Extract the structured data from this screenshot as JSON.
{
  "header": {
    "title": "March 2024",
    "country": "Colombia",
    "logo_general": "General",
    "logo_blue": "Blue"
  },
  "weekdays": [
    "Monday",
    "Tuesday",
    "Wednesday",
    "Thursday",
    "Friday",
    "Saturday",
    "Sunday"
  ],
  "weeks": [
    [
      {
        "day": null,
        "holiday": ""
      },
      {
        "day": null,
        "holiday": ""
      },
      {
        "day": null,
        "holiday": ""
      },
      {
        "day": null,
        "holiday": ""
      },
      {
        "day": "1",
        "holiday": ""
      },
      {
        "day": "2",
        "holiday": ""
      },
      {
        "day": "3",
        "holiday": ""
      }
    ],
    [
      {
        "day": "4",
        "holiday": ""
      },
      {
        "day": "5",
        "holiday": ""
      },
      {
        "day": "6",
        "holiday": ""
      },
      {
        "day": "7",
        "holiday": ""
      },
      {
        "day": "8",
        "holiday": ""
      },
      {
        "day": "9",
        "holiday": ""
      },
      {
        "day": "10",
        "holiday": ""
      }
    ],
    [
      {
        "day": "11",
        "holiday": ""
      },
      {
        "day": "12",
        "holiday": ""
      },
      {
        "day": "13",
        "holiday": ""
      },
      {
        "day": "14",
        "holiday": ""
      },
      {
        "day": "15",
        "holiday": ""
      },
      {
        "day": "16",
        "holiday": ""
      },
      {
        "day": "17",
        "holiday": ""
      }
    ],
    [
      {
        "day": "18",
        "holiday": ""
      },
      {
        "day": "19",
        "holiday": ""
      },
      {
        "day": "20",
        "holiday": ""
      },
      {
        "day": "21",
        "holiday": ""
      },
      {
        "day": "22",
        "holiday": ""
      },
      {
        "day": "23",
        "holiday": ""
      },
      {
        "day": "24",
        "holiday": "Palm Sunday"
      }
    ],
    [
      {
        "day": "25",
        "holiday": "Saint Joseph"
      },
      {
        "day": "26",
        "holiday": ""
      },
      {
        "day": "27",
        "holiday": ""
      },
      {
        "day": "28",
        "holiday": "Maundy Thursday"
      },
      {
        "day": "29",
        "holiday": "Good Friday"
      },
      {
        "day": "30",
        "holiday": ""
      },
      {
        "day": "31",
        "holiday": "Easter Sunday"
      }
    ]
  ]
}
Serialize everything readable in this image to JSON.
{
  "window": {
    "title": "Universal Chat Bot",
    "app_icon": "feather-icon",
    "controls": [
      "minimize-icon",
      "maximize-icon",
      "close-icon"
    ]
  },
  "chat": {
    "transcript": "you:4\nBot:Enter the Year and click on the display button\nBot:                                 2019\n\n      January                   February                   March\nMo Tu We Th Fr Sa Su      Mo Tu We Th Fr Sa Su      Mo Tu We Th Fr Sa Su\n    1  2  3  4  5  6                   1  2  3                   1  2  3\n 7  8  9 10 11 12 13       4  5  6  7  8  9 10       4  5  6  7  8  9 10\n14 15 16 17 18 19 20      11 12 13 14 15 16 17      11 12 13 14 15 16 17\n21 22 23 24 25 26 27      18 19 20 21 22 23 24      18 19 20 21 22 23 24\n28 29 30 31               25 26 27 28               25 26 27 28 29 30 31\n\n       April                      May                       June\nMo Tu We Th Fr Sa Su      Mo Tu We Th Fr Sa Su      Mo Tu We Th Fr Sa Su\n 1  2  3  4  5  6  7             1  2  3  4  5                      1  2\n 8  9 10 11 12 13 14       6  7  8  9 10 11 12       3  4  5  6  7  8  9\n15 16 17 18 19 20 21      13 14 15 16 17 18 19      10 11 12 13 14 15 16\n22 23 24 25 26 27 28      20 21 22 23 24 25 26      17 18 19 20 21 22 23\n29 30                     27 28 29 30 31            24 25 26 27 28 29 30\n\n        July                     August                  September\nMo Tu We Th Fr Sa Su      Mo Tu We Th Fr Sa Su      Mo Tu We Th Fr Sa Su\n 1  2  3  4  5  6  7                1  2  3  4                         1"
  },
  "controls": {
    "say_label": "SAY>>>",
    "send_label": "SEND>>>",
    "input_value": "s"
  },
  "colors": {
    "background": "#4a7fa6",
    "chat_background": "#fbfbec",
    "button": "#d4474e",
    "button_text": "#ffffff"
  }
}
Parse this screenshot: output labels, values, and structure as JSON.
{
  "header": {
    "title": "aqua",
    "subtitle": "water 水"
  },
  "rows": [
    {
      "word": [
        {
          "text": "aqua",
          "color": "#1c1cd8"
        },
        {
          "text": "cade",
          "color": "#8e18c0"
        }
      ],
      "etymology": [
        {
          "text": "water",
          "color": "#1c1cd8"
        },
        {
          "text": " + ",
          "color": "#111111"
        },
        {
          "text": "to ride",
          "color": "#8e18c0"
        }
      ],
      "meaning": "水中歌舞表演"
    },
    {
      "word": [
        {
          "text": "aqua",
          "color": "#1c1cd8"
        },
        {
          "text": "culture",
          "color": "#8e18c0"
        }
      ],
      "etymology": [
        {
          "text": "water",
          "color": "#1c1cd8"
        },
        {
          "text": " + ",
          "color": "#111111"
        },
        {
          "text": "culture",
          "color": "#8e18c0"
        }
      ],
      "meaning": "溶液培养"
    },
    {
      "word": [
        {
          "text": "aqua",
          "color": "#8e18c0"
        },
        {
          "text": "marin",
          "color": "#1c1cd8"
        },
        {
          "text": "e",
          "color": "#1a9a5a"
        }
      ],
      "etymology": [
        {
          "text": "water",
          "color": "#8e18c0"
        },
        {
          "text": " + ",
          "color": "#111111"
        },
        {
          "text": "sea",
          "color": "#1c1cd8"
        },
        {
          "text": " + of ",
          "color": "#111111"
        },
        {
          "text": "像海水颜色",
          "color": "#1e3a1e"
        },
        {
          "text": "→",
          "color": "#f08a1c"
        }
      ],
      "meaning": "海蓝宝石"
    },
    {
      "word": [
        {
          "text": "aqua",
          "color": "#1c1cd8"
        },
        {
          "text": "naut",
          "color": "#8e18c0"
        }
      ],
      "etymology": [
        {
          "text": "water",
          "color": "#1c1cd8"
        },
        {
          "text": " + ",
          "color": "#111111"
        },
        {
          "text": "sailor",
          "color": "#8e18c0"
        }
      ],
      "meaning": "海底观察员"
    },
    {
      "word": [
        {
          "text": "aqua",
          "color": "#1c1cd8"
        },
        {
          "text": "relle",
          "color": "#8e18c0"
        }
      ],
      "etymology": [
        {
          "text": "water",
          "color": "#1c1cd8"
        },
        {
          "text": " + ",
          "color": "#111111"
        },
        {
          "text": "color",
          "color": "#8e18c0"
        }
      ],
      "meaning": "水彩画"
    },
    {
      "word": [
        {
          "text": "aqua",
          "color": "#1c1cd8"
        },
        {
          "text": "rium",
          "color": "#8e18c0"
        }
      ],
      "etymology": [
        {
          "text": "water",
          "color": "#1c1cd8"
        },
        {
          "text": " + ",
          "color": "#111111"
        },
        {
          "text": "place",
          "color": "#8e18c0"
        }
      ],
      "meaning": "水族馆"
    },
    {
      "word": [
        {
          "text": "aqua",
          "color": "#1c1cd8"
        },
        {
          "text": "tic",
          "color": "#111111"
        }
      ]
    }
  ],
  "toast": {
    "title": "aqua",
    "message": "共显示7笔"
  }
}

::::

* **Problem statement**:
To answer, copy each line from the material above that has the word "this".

* **Written reply**:
Extract the structured data from this screenshot as JSON.
Serialize everything readable in this image to JSON.
Parse this screenshot: output labels, values, and structure as JSON.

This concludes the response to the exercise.